(Extracted records)
== Segment start ==
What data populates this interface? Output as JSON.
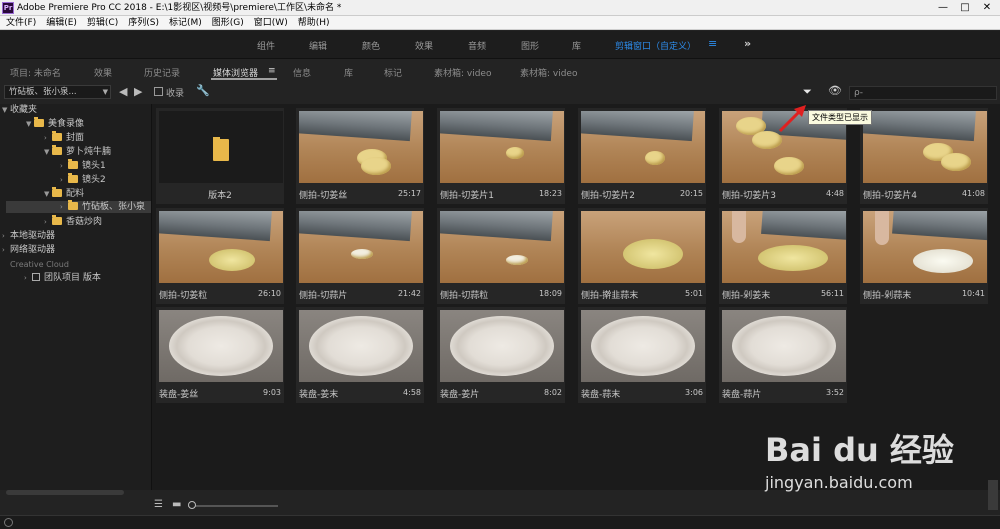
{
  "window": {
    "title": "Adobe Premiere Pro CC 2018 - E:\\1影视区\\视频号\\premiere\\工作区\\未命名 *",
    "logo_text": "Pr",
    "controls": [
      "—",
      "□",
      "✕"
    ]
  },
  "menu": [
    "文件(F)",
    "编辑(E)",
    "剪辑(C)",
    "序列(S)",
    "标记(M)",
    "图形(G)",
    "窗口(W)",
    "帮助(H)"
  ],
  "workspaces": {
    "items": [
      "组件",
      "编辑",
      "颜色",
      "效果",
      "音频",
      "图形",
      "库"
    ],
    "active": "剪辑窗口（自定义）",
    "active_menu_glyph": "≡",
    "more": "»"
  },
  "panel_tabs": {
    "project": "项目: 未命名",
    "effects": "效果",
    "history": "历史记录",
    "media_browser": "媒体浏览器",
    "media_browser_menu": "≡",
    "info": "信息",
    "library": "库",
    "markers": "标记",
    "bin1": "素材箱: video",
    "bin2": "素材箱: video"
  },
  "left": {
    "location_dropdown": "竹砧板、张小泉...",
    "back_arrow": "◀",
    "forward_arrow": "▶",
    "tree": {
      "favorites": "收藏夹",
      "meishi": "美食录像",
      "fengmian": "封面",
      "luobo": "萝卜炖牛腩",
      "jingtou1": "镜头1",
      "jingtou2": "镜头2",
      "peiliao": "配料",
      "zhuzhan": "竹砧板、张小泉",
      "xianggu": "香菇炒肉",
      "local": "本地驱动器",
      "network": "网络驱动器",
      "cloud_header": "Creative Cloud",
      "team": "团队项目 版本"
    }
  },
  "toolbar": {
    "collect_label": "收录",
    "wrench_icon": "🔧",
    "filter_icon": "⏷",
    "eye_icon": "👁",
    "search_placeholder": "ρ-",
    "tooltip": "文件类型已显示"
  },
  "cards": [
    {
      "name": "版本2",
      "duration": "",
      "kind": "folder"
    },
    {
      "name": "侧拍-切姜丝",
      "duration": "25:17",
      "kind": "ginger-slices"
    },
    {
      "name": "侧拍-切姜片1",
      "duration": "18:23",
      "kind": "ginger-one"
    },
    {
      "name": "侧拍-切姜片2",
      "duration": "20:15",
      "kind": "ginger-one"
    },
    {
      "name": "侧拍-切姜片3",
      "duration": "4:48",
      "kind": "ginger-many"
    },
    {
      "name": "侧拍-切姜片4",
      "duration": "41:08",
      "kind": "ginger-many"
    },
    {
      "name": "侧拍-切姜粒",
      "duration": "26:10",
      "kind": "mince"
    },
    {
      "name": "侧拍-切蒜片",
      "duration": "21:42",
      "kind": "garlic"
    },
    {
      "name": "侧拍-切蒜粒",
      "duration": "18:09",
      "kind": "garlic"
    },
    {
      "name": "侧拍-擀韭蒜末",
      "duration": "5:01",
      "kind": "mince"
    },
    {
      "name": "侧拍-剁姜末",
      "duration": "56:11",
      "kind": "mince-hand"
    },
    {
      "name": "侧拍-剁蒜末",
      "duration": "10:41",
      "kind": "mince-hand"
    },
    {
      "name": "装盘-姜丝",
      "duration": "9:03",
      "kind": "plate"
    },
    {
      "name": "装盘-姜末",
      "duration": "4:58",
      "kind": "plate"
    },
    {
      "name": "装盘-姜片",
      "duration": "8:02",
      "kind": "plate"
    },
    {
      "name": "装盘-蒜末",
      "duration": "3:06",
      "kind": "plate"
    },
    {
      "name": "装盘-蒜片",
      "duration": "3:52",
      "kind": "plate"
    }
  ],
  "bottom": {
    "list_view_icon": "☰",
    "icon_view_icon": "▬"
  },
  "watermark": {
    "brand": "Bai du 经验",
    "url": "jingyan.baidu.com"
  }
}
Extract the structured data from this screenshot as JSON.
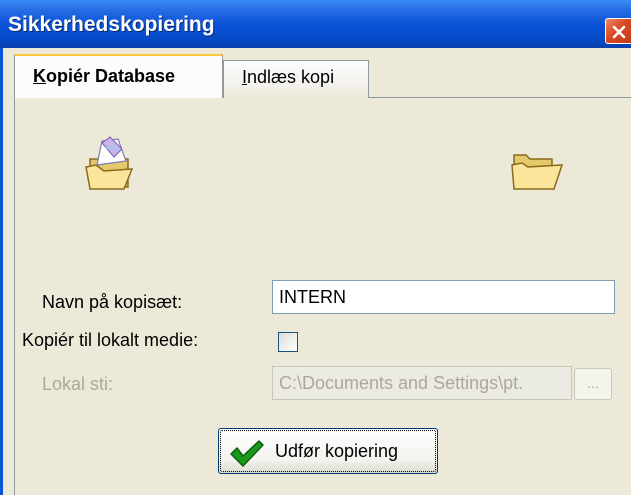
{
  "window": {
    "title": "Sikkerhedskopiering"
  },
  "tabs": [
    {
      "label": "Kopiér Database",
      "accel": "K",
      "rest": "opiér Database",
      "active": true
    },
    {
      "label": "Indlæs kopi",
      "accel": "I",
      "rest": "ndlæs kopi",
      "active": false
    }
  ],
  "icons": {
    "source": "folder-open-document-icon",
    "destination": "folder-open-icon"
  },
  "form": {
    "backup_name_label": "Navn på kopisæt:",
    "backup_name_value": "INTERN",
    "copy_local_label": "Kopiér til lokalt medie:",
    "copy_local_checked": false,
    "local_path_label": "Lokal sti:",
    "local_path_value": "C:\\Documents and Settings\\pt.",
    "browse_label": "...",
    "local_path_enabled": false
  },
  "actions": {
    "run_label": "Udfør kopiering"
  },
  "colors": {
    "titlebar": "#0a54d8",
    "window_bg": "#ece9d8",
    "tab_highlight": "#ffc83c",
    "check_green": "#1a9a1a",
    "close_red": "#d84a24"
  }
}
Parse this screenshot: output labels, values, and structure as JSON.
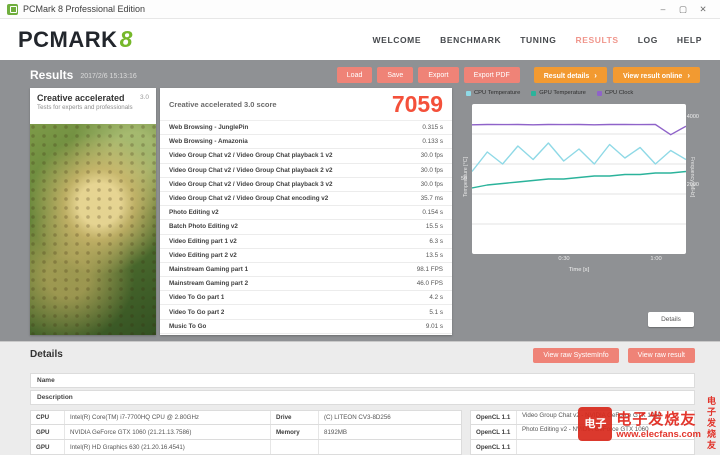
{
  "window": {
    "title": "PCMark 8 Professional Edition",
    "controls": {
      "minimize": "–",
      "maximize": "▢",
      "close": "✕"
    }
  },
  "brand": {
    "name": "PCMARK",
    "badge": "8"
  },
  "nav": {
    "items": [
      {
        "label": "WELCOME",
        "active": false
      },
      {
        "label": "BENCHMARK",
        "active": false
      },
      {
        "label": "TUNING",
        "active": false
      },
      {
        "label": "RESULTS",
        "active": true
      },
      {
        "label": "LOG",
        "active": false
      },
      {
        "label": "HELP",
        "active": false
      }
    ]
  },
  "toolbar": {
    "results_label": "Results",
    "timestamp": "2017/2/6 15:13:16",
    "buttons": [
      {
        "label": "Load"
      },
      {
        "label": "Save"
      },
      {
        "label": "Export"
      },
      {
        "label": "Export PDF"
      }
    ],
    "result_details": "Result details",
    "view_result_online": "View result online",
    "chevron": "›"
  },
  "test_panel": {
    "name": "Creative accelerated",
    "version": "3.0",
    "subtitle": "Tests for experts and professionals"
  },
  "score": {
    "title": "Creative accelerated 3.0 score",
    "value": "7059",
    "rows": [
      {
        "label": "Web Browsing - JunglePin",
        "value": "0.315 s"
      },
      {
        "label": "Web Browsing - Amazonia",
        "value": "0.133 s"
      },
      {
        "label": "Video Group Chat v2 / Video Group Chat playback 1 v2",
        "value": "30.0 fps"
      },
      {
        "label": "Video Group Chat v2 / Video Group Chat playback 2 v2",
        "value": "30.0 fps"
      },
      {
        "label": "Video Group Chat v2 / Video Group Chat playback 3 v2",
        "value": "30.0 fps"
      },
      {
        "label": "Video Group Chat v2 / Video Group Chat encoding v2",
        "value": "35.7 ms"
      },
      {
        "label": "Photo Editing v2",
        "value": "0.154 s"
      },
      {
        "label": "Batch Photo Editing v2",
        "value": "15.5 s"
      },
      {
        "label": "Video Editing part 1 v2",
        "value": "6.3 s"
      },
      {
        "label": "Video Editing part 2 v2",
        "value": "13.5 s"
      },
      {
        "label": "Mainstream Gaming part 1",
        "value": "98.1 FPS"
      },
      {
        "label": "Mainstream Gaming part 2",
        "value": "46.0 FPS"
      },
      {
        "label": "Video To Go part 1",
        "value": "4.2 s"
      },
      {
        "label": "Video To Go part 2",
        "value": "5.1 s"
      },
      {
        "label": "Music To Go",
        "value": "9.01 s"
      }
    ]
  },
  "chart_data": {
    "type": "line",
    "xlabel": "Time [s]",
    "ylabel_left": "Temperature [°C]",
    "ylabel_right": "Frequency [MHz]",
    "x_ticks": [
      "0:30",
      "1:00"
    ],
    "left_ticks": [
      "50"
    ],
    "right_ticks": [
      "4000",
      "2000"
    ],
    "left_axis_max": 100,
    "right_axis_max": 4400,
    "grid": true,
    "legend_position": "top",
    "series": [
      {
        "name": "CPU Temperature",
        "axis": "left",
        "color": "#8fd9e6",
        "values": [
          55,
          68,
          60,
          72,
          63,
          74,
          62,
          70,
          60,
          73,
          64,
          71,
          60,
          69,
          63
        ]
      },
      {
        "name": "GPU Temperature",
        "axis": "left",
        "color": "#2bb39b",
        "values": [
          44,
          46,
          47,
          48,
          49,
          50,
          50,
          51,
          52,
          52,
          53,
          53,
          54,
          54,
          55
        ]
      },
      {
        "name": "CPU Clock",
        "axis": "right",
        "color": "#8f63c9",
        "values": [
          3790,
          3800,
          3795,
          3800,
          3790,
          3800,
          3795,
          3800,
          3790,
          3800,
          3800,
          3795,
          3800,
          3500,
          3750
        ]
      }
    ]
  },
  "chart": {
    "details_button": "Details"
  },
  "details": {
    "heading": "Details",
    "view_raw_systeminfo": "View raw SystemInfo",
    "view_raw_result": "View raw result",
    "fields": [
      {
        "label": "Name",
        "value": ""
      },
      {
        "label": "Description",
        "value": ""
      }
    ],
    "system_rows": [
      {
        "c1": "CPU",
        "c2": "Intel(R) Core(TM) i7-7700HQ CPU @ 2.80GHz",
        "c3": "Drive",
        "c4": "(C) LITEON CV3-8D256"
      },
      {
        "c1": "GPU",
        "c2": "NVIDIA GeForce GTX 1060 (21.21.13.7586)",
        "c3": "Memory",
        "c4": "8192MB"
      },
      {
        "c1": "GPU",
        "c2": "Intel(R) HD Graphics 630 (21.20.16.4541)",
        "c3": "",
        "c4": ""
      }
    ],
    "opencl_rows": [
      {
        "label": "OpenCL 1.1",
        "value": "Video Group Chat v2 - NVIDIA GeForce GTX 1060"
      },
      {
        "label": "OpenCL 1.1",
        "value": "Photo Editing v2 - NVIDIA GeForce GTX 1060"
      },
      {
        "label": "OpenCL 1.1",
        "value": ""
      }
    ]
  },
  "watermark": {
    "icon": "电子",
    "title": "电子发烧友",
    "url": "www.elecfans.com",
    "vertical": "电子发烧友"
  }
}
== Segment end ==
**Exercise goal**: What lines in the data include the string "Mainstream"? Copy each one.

**Task answer**:
        "label": "Mainstream Gaming part 1",
        "label": "Mainstream Gaming part 2",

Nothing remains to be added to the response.